→ **Problem details**:
Pull out every line with the word "Regular" from the entries below.

→ **Extracted records**:
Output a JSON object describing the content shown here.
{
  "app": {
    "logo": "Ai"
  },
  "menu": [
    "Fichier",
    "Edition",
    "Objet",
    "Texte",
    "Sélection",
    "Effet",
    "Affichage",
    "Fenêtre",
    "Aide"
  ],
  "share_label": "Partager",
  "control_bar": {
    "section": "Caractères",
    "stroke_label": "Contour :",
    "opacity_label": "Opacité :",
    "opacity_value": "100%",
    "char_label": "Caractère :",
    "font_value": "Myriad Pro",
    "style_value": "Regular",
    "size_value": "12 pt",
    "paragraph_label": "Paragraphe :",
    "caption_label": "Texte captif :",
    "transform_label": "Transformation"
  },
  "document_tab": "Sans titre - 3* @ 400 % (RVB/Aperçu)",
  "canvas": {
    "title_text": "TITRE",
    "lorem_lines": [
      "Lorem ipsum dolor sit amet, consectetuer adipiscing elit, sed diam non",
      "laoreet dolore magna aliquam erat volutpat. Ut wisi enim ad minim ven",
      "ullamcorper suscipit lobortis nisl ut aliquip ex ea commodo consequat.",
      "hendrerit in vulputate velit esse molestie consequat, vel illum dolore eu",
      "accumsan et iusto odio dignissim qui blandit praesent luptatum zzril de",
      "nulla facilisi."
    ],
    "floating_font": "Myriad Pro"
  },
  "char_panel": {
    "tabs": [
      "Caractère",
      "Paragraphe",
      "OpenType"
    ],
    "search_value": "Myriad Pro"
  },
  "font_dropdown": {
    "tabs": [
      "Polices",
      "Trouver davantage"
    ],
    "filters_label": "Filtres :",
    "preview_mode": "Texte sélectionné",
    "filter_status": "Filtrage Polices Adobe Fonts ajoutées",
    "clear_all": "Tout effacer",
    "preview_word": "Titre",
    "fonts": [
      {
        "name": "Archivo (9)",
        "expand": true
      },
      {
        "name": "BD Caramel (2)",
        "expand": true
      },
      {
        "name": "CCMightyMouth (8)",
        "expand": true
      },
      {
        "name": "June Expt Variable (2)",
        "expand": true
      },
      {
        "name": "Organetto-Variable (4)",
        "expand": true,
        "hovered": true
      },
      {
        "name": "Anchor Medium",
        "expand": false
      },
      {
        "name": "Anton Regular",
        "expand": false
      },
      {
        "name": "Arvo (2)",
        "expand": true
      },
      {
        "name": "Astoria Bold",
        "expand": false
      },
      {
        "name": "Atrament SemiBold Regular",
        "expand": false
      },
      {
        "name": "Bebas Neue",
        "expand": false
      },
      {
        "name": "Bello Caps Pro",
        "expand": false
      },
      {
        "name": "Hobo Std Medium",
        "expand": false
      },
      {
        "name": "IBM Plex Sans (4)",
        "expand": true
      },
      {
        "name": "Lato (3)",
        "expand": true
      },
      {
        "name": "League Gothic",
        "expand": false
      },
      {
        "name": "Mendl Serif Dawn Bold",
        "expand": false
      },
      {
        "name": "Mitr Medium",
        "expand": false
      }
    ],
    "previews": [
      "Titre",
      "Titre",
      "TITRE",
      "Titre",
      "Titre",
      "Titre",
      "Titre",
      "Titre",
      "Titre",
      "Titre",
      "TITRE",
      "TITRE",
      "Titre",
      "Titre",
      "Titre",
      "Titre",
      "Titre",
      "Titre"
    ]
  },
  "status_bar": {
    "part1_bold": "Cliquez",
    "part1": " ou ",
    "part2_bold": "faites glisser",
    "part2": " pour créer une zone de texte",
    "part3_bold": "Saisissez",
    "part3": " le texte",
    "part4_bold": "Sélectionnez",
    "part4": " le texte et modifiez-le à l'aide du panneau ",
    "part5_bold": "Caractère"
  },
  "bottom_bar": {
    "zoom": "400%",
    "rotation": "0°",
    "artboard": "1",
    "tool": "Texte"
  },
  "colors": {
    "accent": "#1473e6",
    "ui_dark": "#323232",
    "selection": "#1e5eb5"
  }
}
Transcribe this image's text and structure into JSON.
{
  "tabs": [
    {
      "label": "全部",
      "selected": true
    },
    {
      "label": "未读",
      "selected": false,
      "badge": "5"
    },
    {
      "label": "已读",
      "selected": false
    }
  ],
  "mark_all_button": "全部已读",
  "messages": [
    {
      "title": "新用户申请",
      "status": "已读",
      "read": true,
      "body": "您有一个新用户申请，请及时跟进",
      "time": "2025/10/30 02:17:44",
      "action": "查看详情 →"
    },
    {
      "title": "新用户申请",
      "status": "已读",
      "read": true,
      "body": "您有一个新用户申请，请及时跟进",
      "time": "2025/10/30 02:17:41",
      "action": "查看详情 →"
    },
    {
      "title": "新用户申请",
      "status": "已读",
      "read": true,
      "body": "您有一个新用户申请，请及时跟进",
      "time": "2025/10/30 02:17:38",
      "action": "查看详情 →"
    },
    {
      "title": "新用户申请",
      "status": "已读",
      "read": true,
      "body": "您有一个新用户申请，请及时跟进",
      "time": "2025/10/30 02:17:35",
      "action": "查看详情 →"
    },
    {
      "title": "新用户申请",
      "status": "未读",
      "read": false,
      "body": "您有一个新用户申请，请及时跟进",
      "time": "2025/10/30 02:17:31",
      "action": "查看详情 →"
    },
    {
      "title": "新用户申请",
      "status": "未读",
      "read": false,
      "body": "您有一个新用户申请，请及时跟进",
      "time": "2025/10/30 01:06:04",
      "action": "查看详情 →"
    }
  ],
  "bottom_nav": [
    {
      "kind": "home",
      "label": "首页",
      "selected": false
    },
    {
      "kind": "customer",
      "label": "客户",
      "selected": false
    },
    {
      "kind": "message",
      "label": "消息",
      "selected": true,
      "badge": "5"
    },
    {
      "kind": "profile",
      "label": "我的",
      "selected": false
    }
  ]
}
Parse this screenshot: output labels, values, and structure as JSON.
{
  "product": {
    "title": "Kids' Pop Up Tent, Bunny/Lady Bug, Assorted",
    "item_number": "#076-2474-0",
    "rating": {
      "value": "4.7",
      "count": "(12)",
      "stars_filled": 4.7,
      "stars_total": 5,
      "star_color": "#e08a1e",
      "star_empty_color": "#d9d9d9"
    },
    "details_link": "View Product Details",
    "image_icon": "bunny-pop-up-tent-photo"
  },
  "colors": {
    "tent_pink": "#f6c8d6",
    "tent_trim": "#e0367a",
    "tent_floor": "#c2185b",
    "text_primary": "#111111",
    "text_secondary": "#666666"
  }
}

→ **Answer for this exercise**:
    "style_value": "Regular",
        "name": "Anton Regular",
        "name": "Atrament SemiBold Regular",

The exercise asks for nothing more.